Captain Javed Khan [Deepak Dobriyal] is charged with mutiny, treason and killing a fellow officer. Even when he is held for court martial, he refuses to speak in his defense as the secret he holds is too powerful for the establishment to handle. Assigned for this task are Sid [Rahul Bose] and Akash [Jaaved Jaaferi], two best friends, lawyers and very ambitious individuals who have contrasting views on life.
Nevertheless, this one case changes their lives forever. The case takes them to Srinagar. While Akash, for whom winning the case matters the most, follows the blueprint, Sid discovers a new meaning in life, Kavya, Javed and of course, the man in question, Brigadier Pratap [Kay Kay Menon].
Why is Javed silent? What is the truth of that night? Why is Brigadier Pratap hell-bent on getting Javed convicted? Will Sid have the courage to save Javed's life?
SHAURYA isn't a flawless script. But it has been treated with utmost realism and sensitivity by Samar Khan. Talking of the narrative, the film could've done without the item song at the very start [and what was Pawan Malhotra doing in this song?]. Besides, one fails to understand why Deepak Dobriyal doesn't confide to his mother, since the family has always taken pride in the fact that they've adhered to principles all their lives. Besides, the film could've been shorter by at least 15/20 minutes. The second hour drags at places!
Despite the hiccups, SHAURYA delivers what it promises. At the end of the screening, you actually pinch yourself. Did the same guy who helmed this riveting fare called SHAURYA, direct KUCH MEETHA HO JAYE, a bitter cinematic experience? The execution of SHAURYA is impressive and Samar also succeeds in extracting stellar performances from the ensemble cast.
Despite the shortcomings, the screenplay is tight, not deviating from the core issue. The reason that compels Deepak Dobriyal to shoot a fellow officer and also the powerful climax prove that the writers [Jaydeep Sarkar, Aparnaa Malhotra and Samar Khan] know their job well. There's not much scope for music in a film like this, therefore the two songs don't make much of an impression. However, in terms of melody [Adnan Sami], 'Dheere Dheere' has a soothing effect on the listener. Carlos Catalan's cinematography is topnotch.

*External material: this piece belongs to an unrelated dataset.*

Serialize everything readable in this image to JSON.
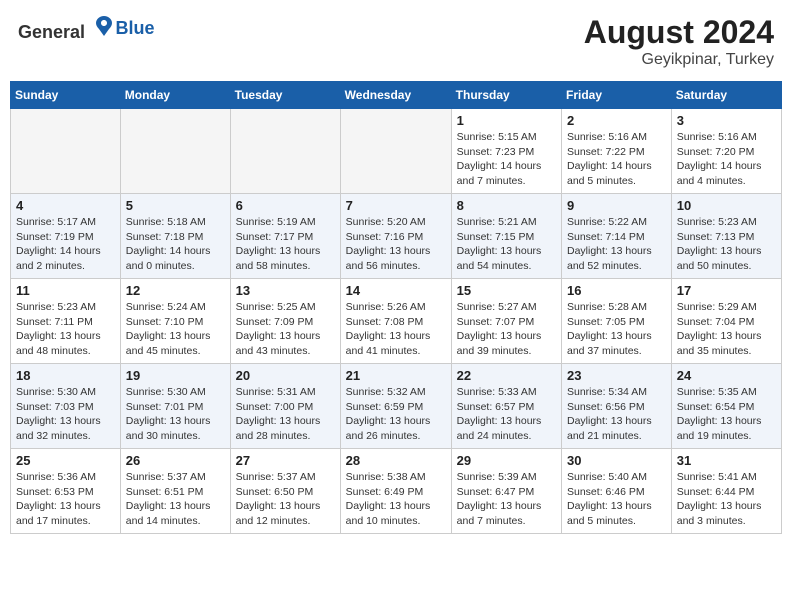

The story rests on five actors - Rahul Bose, Kay Kay Menon, Jaaved Jafferi, Deepak Dobriyal and Minissha Lamba. Rahul excels in a role that fits him like a glove. In fact, this performance easily ranks as one of his finest works. Kay Kay is dynamic. Watch him explode in the climax and you realize the potential this actor possesses.
Jaaved does a decent job. However, his character is relegated to the backseat after a point. Deepak conveys a lot even when silent - that's the sign of a fine actor. Minissha is effective. Besides, she looks the character. Amrita Rao handles her part with maturity. She's first-rate. Seema Biswas, as always, is a complete natural.
On the whole, SHAURYA is a well-made film that will have to rely on a strong word of mouth to sustain in the coming days. However, the film deserves to be tax-exempted since it's a genuinely deserving case.